◆ Task requirements
Write the listing below again, word for word.

◆ Dataset entries
--------------------------------
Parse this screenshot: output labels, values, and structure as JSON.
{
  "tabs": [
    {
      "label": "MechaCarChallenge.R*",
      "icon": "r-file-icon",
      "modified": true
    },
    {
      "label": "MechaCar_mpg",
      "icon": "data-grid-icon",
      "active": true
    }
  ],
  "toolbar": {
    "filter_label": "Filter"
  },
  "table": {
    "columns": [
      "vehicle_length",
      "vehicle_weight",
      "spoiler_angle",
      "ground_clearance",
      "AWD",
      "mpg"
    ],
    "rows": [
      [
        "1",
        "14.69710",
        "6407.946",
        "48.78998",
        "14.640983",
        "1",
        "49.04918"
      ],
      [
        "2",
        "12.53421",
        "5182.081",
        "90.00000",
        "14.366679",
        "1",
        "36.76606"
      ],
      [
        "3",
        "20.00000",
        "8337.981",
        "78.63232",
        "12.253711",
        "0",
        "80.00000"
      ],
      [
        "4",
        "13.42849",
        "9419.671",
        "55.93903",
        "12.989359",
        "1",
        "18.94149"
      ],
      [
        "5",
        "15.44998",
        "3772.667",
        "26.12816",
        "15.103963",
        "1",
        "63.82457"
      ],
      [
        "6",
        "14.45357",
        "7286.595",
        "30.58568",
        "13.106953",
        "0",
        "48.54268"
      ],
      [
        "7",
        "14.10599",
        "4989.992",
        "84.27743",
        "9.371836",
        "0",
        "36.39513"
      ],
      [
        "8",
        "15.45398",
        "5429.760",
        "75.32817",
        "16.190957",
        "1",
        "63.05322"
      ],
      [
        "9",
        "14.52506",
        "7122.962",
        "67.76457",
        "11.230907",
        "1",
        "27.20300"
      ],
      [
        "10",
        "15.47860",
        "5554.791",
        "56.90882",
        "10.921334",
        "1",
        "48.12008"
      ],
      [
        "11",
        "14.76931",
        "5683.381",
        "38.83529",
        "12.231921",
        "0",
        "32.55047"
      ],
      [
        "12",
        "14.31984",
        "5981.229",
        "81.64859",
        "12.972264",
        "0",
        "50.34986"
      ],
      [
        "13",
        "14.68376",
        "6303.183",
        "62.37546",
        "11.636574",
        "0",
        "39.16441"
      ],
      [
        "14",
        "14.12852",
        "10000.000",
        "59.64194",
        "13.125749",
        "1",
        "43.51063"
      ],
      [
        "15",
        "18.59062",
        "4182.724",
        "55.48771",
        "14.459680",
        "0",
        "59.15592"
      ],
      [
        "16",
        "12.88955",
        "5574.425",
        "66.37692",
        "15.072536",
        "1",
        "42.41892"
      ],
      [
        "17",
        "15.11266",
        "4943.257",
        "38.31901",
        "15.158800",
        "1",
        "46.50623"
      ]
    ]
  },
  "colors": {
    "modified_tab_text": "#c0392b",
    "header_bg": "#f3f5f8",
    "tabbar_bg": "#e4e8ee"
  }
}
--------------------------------
◆ Response area
Parse this screenshot: output labels, values, and structure as JSON.
{
  "tabs": [
    {
      "label": "MechaCarChallenge.R*",
      "icon": "r-file-icon",
      "modified": true
    },
    {
      "label": "MechaCar_mpg",
      "icon": "data-grid-icon",
      "active": true
    }
  ],
  "toolbar": {
    "filter_label": "Filter"
  },
  "table": {
    "columns": [
      "vehicle_length",
      "vehicle_weight",
      "spoiler_angle",
      "ground_clearance",
      "AWD",
      "mpg"
    ],
    "rows": [
      [
        "1",
        "14.69710",
        "6407.946",
        "48.78998",
        "14.640983",
        "1",
        "49.04918"
      ],
      [
        "2",
        "12.53421",
        "5182.081",
        "90.00000",
        "14.366679",
        "1",
        "36.76606"
      ],
      [
        "3",
        "20.00000",
        "8337.981",
        "78.63232",
        "12.253711",
        "0",
        "80.00000"
      ],
      [
        "4",
        "13.42849",
        "9419.671",
        "55.93903",
        "12.989359",
        "1",
        "18.94149"
      ],
      [
        "5",
        "15.44998",
        "3772.667",
        "26.12816",
        "15.103963",
        "1",
        "63.82457"
      ],
      [
        "6",
        "14.45357",
        "7286.595",
        "30.58568",
        "13.106953",
        "0",
        "48.54268"
      ],
      [
        "7",
        "14.10599",
        "4989.992",
        "84.27743",
        "9.371836",
        "0",
        "36.39513"
      ],
      [
        "8",
        "15.45398",
        "5429.760",
        "75.32817",
        "16.190957",
        "1",
        "63.05322"
      ],
      [
        "9",
        "14.52506",
        "7122.962",
        "67.76457",
        "11.230907",
        "1",
        "27.20300"
      ],
      [
        "10",
        "15.47860",
        "5554.791",
        "56.90882",
        "10.921334",
        "1",
        "48.12008"
      ],
      [
        "11",
        "14.76931",
        "5683.381",
        "38.83529",
        "12.231921",
        "0",
        "32.55047"
      ],
      [
        "12",
        "14.31984",
        "5981.229",
        "81.64859",
        "12.972264",
        "0",
        "50.34986"
      ],
      [
        "13",
        "14.68376",
        "6303.183",
        "62.37546",
        "11.636574",
        "0",
        "39.16441"
      ],
      [
        "14",
        "14.12852",
        "10000.000",
        "59.64194",
        "13.125749",
        "1",
        "43.51063"
      ],
      [
        "15",
        "18.59062",
        "4182.724",
        "55.48771",
        "14.459680",
        "0",
        "59.15592"
      ],
      [
        "16",
        "12.88955",
        "5574.425",
        "66.37692",
        "15.072536",
        "1",
        "42.41892"
      ],
      [
        "17",
        "15.11266",
        "4943.257",
        "38.31901",
        "15.158800",
        "1",
        "46.50623"
      ]
    ]
  },
  "colors": {
    "modified_tab_text": "#c0392b",
    "header_bg": "#f3f5f8",
    "tabbar_bg": "#e4e8ee"
  }
}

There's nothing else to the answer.